INSTRUCTIONS FOR THE TASK = Collect all lines below with the string "name".

--- TASK DATA ---

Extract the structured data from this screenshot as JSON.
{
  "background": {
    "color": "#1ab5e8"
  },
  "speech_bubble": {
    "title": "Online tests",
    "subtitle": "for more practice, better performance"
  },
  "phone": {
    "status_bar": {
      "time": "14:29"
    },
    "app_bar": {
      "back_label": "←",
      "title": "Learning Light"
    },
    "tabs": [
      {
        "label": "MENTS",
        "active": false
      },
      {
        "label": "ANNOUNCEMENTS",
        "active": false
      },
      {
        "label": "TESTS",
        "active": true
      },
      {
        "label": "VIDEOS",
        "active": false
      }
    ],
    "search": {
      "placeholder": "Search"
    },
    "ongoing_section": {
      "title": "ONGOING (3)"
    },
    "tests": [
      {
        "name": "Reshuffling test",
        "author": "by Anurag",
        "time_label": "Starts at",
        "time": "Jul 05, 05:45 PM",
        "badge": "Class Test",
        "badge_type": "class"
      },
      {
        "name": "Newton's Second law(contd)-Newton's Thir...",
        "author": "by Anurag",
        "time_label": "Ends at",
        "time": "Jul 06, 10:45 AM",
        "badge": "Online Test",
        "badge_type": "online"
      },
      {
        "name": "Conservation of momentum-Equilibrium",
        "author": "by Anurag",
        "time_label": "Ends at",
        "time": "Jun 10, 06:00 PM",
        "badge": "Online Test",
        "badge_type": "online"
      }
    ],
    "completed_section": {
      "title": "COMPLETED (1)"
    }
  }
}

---

SOLUTION FOR THIS EXERCISE =
        "name": "Reshuffling test",
        "name": "Newton's Second law(contd)-Newton's Thir...",
        "name": "Conservation of momentum-Equilibrium",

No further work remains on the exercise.